WHAT IS BEING ASKED =
Without including any picture, return the complete set of records exactly.

PROVIDED DATA =
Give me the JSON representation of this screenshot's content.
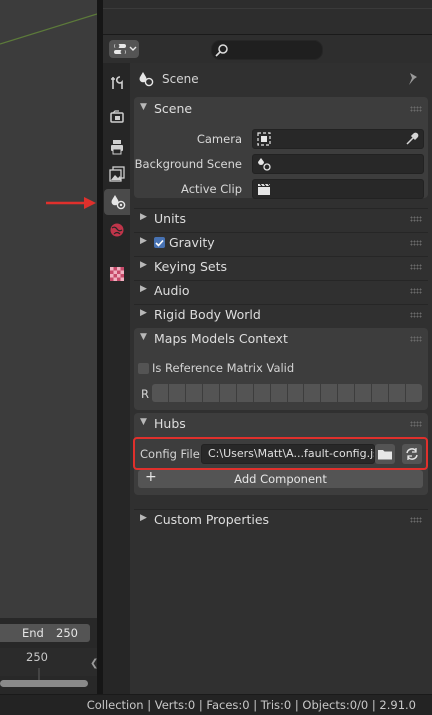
{
  "timeline": {
    "end_label": "End",
    "end_value": "250",
    "frame_marker": "250"
  },
  "header": {
    "editor_type_icon": "properties-editor-icon",
    "search_icon": "search-icon"
  },
  "tabs": [
    {
      "name": "tool",
      "icon": "wrench-screwdriver-icon"
    },
    {
      "name": "render",
      "icon": "camera-back-icon"
    },
    {
      "name": "output",
      "icon": "printer-icon"
    },
    {
      "name": "view-layer",
      "icon": "image-stack-icon"
    },
    {
      "name": "scene",
      "icon": "scene-icon",
      "active": true
    },
    {
      "name": "world",
      "icon": "globe-icon"
    },
    {
      "name": "texture",
      "icon": "checker-texture-icon"
    }
  ],
  "context": {
    "title": "Scene"
  },
  "scene_panel": {
    "title": "Scene",
    "camera_label": "Camera",
    "background_scene_label": "Background Scene",
    "active_clip_label": "Active Clip"
  },
  "collapsed_panels": {
    "units": "Units",
    "gravity": "Gravity",
    "keying_sets": "Keying Sets",
    "audio": "Audio",
    "rigid_body_world": "Rigid Body World"
  },
  "maps_panel": {
    "title": "Maps Models Context",
    "is_ref_matrix_label": "Is Reference Matrix Valid",
    "r_label": "R"
  },
  "hubs_panel": {
    "title": "Hubs",
    "config_label": "Config File:",
    "config_value": "C:\\Users\\Matt\\A...fault-config.json",
    "add_component_label": "Add Component"
  },
  "custom_props": {
    "title": "Custom Properties"
  },
  "status": {
    "text": "Collection | Verts:0 | Faces:0 | Tris:0 | Objects:0/0 | 2.91.0"
  },
  "colors": {
    "highlight": "#e0302c",
    "accent": "#4772b3"
  }
}
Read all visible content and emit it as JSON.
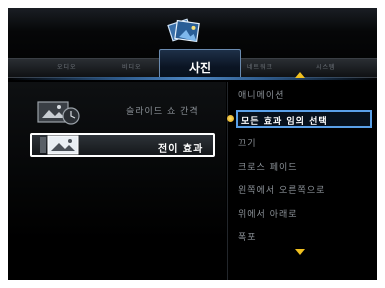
{
  "tabs": [
    "오디오",
    "비디오",
    "사진",
    "네트워크",
    "시스템"
  ],
  "active_tab": "사진",
  "left_menu": [
    {
      "label": "슬라이드 쇼 간격",
      "icon": "photo-clock-icon"
    },
    {
      "label": "전이 효과",
      "icon": "photo-transition-icon"
    }
  ],
  "options": [
    "애니메이션",
    "모든 효과 임의 선택",
    "끄기",
    "크로스 페이드",
    "왼쪽에서 오른쪽으로",
    "위에서 아래로",
    "폭포"
  ],
  "selected_option": "모든 효과 임의 선택",
  "colors": {
    "accent_blue": "#5aa0e8",
    "arrow_yellow": "#f0c020",
    "background": "#000000"
  }
}
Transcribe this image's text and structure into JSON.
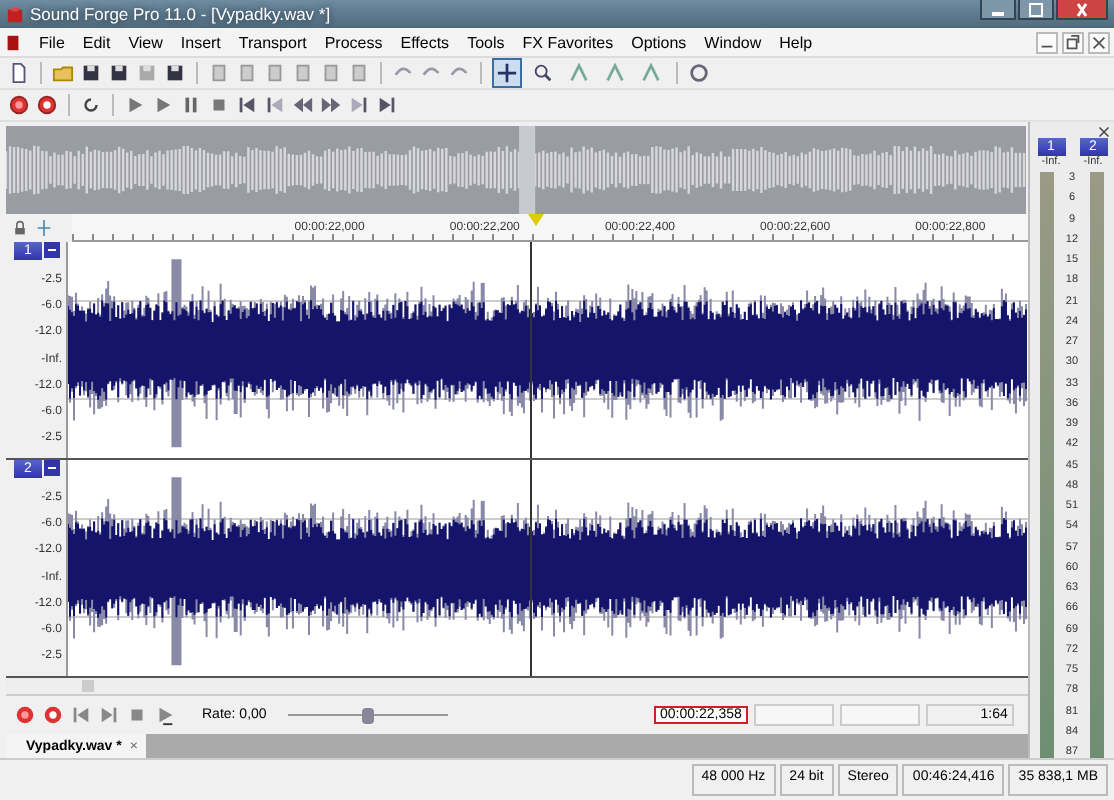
{
  "window": {
    "title": "Sound Forge Pro 11.0 - [Vypadky.wav *]"
  },
  "menu": [
    "File",
    "Edit",
    "View",
    "Insert",
    "Transport",
    "Process",
    "Effects",
    "Tools",
    "FX Favorites",
    "Options",
    "Window",
    "Help"
  ],
  "tools": [
    {
      "selected": true
    },
    {
      "selected": false
    },
    {
      "selected": false
    },
    {
      "selected": false
    },
    {
      "selected": false
    }
  ],
  "ruler": [
    "00:00:22,000",
    "00:00:22,200",
    "00:00:22,400",
    "00:00:22,600",
    "00:00:22,800"
  ],
  "channels": [
    {
      "number": "1",
      "scale": [
        "-2.5",
        "-6.0",
        "-12.0",
        "-Inf.",
        "-12.0",
        "-6.0",
        "-2.5"
      ]
    },
    {
      "number": "2",
      "scale": [
        "-2.5",
        "-6.0",
        "-12.0",
        "-Inf.",
        "-12.0",
        "-6.0",
        "-2.5"
      ]
    }
  ],
  "meter": {
    "channels": [
      {
        "number": "1",
        "peak": "-Inf."
      },
      {
        "number": "2",
        "peak": "-Inf."
      }
    ],
    "scale": [
      "3",
      "6",
      "9",
      "12",
      "15",
      "18",
      "21",
      "24",
      "27",
      "30",
      "33",
      "36",
      "39",
      "42",
      "45",
      "48",
      "51",
      "54",
      "57",
      "60",
      "63",
      "66",
      "69",
      "72",
      "75",
      "78",
      "81",
      "84",
      "87"
    ]
  },
  "transport": {
    "rate": "Rate: 0,00",
    "rate_slider": {
      "level": 0.5
    },
    "position": "00:00:22,358",
    "zoom": "1:64"
  },
  "tabs": [
    {
      "label": "Vypadky.wav *",
      "close": "×",
      "selected": true
    }
  ],
  "status_bar": [
    "48 000 Hz",
    "24 bit",
    "Stereo",
    "00:46:24,416",
    "35 838,1 MB"
  ]
}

RESULT =
Give me the JSON representation of this screenshot's content.
{
  "timeline": {
    "end_label": "End",
    "end_value": "250",
    "frame_marker": "250"
  },
  "header": {
    "editor_type_icon": "properties-editor-icon",
    "search_icon": "search-icon"
  },
  "tabs": [
    {
      "name": "tool",
      "icon": "wrench-screwdriver-icon"
    },
    {
      "name": "render",
      "icon": "camera-back-icon"
    },
    {
      "name": "output",
      "icon": "printer-icon"
    },
    {
      "name": "view-layer",
      "icon": "image-stack-icon"
    },
    {
      "name": "scene",
      "icon": "scene-icon",
      "active": true
    },
    {
      "name": "world",
      "icon": "globe-icon"
    },
    {
      "name": "texture",
      "icon": "checker-texture-icon"
    }
  ],
  "context": {
    "title": "Scene"
  },
  "scene_panel": {
    "title": "Scene",
    "camera_label": "Camera",
    "background_scene_label": "Background Scene",
    "active_clip_label": "Active Clip"
  },
  "collapsed_panels": {
    "units": "Units",
    "gravity": "Gravity",
    "keying_sets": "Keying Sets",
    "audio": "Audio",
    "rigid_body_world": "Rigid Body World"
  },
  "maps_panel": {
    "title": "Maps Models Context",
    "is_ref_matrix_label": "Is Reference Matrix Valid",
    "r_label": "R"
  },
  "hubs_panel": {
    "title": "Hubs",
    "config_label": "Config File:",
    "config_value": "C:\\Users\\Matt\\A...fault-config.json",
    "add_component_label": "Add Component"
  },
  "custom_props": {
    "title": "Custom Properties"
  },
  "status": {
    "text": "Collection | Verts:0 | Faces:0 | Tris:0 | Objects:0/0 | 2.91.0"
  },
  "colors": {
    "highlight": "#e0302c",
    "accent": "#4772b3"
  }
}
Read all visible content and emit it as JSON.
{
  "tabs": [
    "오디오",
    "비디오",
    "사진",
    "네트워크",
    "시스템"
  ],
  "active_tab": "사진",
  "left_menu": [
    {
      "label": "슬라이드 쇼 간격",
      "icon": "photo-clock-icon"
    },
    {
      "label": "전이 효과",
      "icon": "photo-transition-icon"
    }
  ],
  "options": [
    "애니메이션",
    "모든 효과 임의 선택",
    "끄기",
    "크로스 페이드",
    "왼쪽에서 오른쪽으로",
    "위에서 아래로",
    "폭포"
  ],
  "selected_option": "모든 효과 임의 선택",
  "colors": {
    "accent_blue": "#5aa0e8",
    "arrow_yellow": "#f0c020",
    "background": "#000000"
  }
}
Transcribe this image's text and structure into JSON.
{
  "window": {
    "title": "Sound Forge Pro 11.0 - [Vypadky.wav *]"
  },
  "menu": [
    "File",
    "Edit",
    "View",
    "Insert",
    "Transport",
    "Process",
    "Effects",
    "Tools",
    "FX Favorites",
    "Options",
    "Window",
    "Help"
  ],
  "tools": [
    {
      "selected": true
    },
    {
      "selected": false
    },
    {
      "selected": false
    },
    {
      "selected": false
    },
    {
      "selected": false
    }
  ],
  "ruler": [
    "00:00:22,000",
    "00:00:22,200",
    "00:00:22,400",
    "00:00:22,600",
    "00:00:22,800"
  ],
  "channels": [
    {
      "number": "1",
      "scale": [
        "-2.5",
        "-6.0",
        "-12.0",
        "-Inf.",
        "-12.0",
        "-6.0",
        "-2.5"
      ]
    },
    {
      "number": "2",
      "scale": [
        "-2.5",
        "-6.0",
        "-12.0",
        "-Inf.",
        "-12.0",
        "-6.0",
        "-2.5"
      ]
    }
  ],
  "meter": {
    "channels": [
      {
        "number": "1",
        "peak": "-Inf."
      },
      {
        "number": "2",
        "peak": "-Inf."
      }
    ],
    "scale": [
      "3",
      "6",
      "9",
      "12",
      "15",
      "18",
      "21",
      "24",
      "27",
      "30",
      "33",
      "36",
      "39",
      "42",
      "45",
      "48",
      "51",
      "54",
      "57",
      "60",
      "63",
      "66",
      "69",
      "72",
      "75",
      "78",
      "81",
      "84",
      "87"
    ]
  },
  "transport": {
    "rate": "Rate: 0,00",
    "rate_slider": {
      "level": 0.5
    },
    "position": "00:00:22,358",
    "zoom": "1:64"
  },
  "tabs": [
    {
      "label": "Vypadky.wav *",
      "close": "×",
      "selected": true
    }
  ],
  "status_bar": [
    "48 000 Hz",
    "24 bit",
    "Stereo",
    "00:46:24,416",
    "35 838,1 MB"
  ]
}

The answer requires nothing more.